Dataset rows for apps and sites
Segment Open

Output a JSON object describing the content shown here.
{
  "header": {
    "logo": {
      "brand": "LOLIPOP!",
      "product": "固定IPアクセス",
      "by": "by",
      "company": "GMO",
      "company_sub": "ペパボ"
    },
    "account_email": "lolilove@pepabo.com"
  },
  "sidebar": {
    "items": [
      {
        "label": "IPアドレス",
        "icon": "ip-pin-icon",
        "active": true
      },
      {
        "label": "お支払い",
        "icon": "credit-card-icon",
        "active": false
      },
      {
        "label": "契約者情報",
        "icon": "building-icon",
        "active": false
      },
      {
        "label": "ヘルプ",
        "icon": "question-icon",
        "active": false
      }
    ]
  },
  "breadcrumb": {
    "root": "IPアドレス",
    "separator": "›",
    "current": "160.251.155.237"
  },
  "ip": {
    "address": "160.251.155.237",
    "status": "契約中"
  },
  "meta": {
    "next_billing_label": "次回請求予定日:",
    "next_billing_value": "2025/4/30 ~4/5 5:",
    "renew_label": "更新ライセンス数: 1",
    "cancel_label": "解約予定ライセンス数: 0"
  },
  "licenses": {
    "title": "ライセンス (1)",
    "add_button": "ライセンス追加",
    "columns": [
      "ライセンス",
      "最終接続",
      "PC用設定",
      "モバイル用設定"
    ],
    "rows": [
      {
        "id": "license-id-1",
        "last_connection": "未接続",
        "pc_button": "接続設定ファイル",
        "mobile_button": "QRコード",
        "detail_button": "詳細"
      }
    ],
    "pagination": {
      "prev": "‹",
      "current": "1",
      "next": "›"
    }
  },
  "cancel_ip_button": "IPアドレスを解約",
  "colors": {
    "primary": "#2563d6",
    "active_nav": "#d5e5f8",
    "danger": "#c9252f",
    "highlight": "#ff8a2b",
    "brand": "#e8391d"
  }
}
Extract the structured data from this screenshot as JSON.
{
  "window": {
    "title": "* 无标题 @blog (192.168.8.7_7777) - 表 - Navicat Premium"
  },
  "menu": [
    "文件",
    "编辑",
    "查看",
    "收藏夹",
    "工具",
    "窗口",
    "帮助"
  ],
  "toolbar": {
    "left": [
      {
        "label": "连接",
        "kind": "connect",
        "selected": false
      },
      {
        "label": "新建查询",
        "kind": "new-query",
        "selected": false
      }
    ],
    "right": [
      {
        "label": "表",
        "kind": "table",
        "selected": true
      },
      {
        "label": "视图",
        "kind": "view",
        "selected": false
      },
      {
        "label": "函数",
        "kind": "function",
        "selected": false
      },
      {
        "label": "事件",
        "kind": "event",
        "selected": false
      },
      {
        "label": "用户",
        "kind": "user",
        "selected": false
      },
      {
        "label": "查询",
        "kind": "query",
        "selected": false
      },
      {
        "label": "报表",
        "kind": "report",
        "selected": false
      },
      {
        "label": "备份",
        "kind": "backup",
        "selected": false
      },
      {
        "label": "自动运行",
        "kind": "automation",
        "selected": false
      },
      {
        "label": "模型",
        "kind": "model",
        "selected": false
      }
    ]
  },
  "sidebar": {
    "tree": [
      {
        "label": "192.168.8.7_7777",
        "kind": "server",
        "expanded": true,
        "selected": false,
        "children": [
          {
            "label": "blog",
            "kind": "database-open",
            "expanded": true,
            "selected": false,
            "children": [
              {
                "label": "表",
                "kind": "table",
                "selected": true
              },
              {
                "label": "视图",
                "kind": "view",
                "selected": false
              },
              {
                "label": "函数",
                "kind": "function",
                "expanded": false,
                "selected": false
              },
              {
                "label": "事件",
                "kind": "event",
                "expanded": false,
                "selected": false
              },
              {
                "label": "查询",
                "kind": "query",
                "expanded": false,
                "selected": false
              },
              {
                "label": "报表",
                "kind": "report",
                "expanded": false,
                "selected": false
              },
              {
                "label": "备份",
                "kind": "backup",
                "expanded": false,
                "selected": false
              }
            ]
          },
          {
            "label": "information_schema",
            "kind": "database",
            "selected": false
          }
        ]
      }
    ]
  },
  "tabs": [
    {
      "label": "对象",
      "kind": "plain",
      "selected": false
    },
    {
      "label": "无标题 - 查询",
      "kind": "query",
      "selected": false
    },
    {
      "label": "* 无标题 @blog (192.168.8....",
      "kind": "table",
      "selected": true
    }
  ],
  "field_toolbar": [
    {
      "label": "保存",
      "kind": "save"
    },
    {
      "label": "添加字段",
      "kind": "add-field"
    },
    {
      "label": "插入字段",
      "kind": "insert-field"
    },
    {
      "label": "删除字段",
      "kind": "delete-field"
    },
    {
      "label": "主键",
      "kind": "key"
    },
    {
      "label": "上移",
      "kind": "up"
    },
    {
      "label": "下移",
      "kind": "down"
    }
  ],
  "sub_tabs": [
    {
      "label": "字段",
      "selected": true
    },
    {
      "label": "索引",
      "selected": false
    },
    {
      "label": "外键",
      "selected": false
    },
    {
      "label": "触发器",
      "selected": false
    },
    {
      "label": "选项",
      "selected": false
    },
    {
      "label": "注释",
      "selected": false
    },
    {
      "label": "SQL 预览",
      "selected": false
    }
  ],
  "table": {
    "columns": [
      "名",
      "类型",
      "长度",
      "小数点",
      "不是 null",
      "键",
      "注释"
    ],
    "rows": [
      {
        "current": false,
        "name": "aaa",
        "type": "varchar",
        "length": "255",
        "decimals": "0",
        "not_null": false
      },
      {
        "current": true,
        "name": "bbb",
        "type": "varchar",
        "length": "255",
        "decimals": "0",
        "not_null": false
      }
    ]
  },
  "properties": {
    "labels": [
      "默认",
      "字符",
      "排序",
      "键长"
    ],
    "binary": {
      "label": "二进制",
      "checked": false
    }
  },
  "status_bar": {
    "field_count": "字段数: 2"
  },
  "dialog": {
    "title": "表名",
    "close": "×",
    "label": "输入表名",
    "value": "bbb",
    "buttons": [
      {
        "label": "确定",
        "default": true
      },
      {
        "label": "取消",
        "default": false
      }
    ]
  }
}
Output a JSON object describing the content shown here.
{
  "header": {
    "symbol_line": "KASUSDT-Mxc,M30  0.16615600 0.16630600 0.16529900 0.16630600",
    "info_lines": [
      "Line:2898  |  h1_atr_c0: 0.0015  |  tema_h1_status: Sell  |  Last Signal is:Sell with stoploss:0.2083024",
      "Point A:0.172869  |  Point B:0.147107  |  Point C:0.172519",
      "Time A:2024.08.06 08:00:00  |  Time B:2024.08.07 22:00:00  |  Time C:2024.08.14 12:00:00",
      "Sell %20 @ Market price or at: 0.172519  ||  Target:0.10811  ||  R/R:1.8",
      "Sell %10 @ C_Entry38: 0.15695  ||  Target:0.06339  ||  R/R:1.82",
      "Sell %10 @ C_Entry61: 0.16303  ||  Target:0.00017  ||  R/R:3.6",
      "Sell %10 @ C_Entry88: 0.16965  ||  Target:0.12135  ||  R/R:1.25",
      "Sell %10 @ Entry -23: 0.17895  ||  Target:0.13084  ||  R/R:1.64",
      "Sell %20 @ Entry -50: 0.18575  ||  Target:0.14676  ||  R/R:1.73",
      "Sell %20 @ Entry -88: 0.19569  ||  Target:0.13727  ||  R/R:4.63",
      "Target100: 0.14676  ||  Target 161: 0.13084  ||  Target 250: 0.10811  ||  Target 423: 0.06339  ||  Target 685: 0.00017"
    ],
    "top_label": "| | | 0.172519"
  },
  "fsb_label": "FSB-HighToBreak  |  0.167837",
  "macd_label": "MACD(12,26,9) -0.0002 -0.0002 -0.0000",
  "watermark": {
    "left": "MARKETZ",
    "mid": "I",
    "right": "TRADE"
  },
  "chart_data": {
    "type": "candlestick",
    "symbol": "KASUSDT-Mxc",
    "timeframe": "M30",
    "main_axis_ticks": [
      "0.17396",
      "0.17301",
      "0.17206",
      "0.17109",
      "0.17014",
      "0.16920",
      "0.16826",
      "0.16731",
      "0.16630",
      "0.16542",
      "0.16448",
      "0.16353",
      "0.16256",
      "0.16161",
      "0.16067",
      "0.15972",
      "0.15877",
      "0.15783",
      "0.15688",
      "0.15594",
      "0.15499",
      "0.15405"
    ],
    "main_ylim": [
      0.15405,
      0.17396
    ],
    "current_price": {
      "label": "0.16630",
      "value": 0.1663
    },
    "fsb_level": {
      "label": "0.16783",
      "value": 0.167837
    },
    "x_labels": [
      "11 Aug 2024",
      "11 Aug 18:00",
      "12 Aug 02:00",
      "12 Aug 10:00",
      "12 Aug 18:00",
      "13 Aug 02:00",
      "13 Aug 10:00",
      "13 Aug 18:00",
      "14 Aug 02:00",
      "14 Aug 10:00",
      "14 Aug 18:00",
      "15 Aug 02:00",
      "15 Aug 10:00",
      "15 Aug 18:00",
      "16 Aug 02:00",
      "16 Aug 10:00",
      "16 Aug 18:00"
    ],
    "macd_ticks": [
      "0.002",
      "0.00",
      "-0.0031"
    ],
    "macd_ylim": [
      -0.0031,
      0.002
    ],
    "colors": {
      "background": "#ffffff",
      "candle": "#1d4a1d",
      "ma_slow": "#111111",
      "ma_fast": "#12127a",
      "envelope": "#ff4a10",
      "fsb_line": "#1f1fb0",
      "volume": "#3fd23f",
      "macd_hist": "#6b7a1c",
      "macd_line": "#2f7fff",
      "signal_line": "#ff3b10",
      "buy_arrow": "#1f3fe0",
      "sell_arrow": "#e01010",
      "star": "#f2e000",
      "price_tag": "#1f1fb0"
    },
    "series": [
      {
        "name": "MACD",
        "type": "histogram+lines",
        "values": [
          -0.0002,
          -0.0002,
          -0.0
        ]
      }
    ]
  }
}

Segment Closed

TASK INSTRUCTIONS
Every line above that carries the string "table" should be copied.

ANSWER TO THE EXERCISE
        "kind": "table",
                "kind": "table",
      "kind": "table",
  "table": {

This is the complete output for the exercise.